This bill aims to balance the interests of our communities of faith with the rights of gays and lesbians.
The bill affirms that no religious group or official would be required to perform or recognize same-sex marriages.
If a church does not want to perform a marriage ceremony for a same-sex couple or allow gay people to become ministers, this bill would not change its ability to act that way.
This bill simply says that marriage licenses cannot be denied to gay and lesbian couples.
Our government has created a system in which some heterosexual couples are granted hundreds of state-level protections and responsibilities. This is done to help strengthen their families and help them raise their children.
These same protections must be extended to the thousands of gays and lesbians in Maryland who are also making their lives and raising families in our great state.
This issue is about civil rights.
Maryland has been a leader on many issues of fairness in employment and other equality issues.
There will always be people who oppose equal marriage rights, just as there were people who once did not think that interracial couples should be allowed to marry.
But the Assembly should honor Maryland's history of fairness and justice by supporting this important legislation.
Tech tax helps meet state's fiscal needs
In its November special session, the General Assembly applied the state's 6 percent sales tax to computer services.
Members of the state's technology business sector are now pushing hard for the tax to be repealed ("Tech tax will cost state jobs, revenue," letters, March 1). The Assembly should stand firm and retain the tax.
The main focus of our state's economy has shifted from goods to services. But our tax laws are still based on the old goods-based economy.
The revenues from the sales tax go mostly to help pay for health and education. These are important public functions with growing unmet needs.
The state cannot ignore these escalating needs in its budget, and it cannot ignore this large and growing business sector in its tax base.
Computer services tax opponents say the tax will cause technology jobs to stream out of state. I don't believe it. Businesses are here to take advantage of Maryland's well-educated work force, to be close to federal government agencies or to be close to other customers. A 6 percent tax is not going to outweigh those advantages in very many cases.
The main problem with the computer services sales tax is that it singled out just one sector to add to the list of services currently subject to the sales tax.
In the future, the state should move to include a broad range of services in the sales tax. This could perhaps be packaged with a reduction in the overall sales tax rate.

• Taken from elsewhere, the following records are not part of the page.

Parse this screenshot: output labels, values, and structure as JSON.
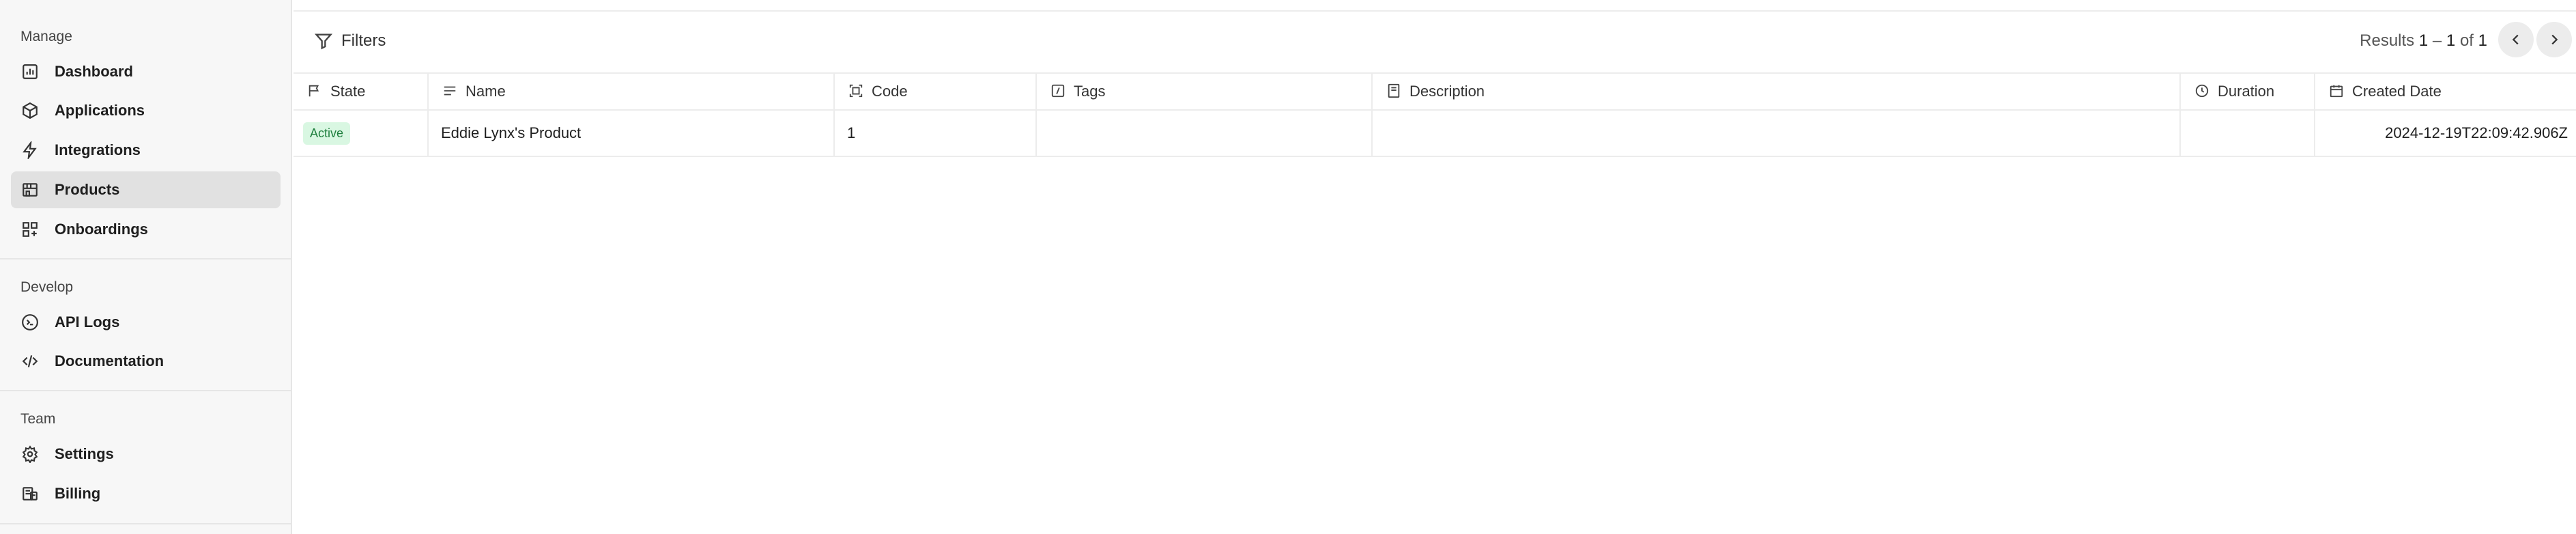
{
  "sidebar": {
    "sections": [
      {
        "label": "Manage",
        "items": [
          {
            "label": "Dashboard",
            "icon": "dashboard-icon"
          },
          {
            "label": "Applications",
            "icon": "cube-icon"
          },
          {
            "label": "Integrations",
            "icon": "lightning-icon"
          },
          {
            "label": "Products",
            "icon": "storefront-icon",
            "active": true
          },
          {
            "label": "Onboardings",
            "icon": "grid-add-icon"
          }
        ]
      },
      {
        "label": "Develop",
        "items": [
          {
            "label": "API Logs",
            "icon": "terminal-icon"
          },
          {
            "label": "Documentation",
            "icon": "code-icon"
          }
        ]
      },
      {
        "label": "Team",
        "items": [
          {
            "label": "Settings",
            "icon": "gear-icon"
          },
          {
            "label": "Billing",
            "icon": "billing-icon"
          }
        ]
      }
    ]
  },
  "toolbar": {
    "filters_label": "Filters",
    "results_prefix": "Results",
    "results_start": "1",
    "results_sep": "–",
    "results_end": "1",
    "results_of": "of",
    "results_total": "1"
  },
  "table": {
    "columns": [
      {
        "label": "State",
        "icon": "flag-icon"
      },
      {
        "label": "Name",
        "icon": "lines-icon"
      },
      {
        "label": "Code",
        "icon": "scan-icon"
      },
      {
        "label": "Tags",
        "icon": "tag-icon"
      },
      {
        "label": "Description",
        "icon": "document-icon"
      },
      {
        "label": "Duration",
        "icon": "clock-icon"
      },
      {
        "label": "Created Date",
        "icon": "calendar-icon"
      }
    ],
    "rows": [
      {
        "state": "Active",
        "name": "Eddie Lynx's Product",
        "code": "1",
        "tags": "",
        "description": "",
        "duration": "",
        "created_date": "2024-12-19T22:09:42.906Z"
      }
    ]
  },
  "colors": {
    "sidebar_bg": "#f7f7f7",
    "active_item_bg": "#e1e1e1",
    "badge_bg": "#d9f7e2",
    "badge_text": "#1e7f3d"
  }
}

In the meantime, the Assembly should not take a step backward.
Neil L. Bergsman
The writer is director of the Maryland Budget and Tax Policy Institute.

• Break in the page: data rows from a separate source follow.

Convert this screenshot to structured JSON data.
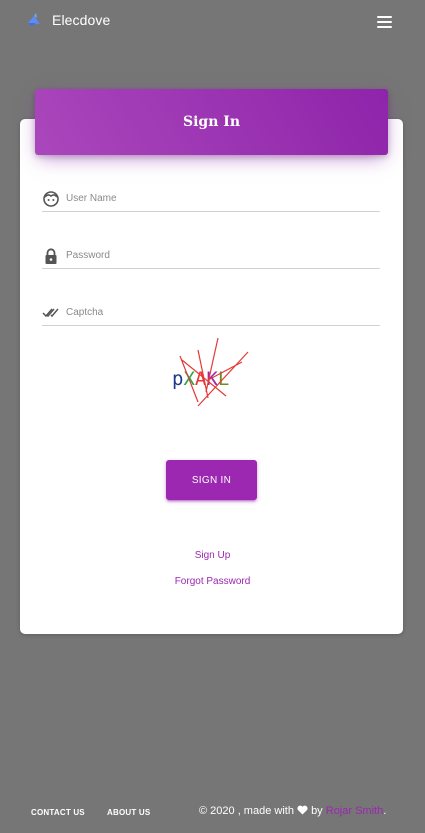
{
  "navbar": {
    "brand": "Elecdove",
    "brand_icon": "bird-logo-icon",
    "menu_icon": "hamburger-menu-icon"
  },
  "card": {
    "title": "Sign In",
    "fields": {
      "username": {
        "placeholder": "User Name",
        "value": "",
        "icon": "face-icon"
      },
      "password": {
        "placeholder": "Password",
        "value": "",
        "icon": "lock-icon"
      },
      "captcha": {
        "placeholder": "Captcha",
        "value": "",
        "icon": "double-check-icon"
      }
    },
    "captcha_text": "pXAKL",
    "submit_label": "SIGN IN",
    "signup_label": "Sign Up",
    "forgot_label": "Forgot Password"
  },
  "footer": {
    "contact_label": "CONTACT US",
    "about_label": "ABOUT US",
    "copyright_prefix": "© 2020 , made with",
    "copyright_by": "by",
    "author": "Rojar Smith",
    "suffix": "."
  },
  "colors": {
    "background": "#767676",
    "accent": "#9c27b0",
    "header_gradient_start": "#ab47bc",
    "header_gradient_end": "#8e24aa",
    "captcha_letter_colors": [
      "#1e3a8a",
      "#22a84a",
      "#e53935",
      "#9c27b0",
      "#6b8e23"
    ]
  }
}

Expectant elephant may need new name
So Felix the elephant is having a baby ("Zoo expecting big day," March 6)?
Can we change her name to Felicity now?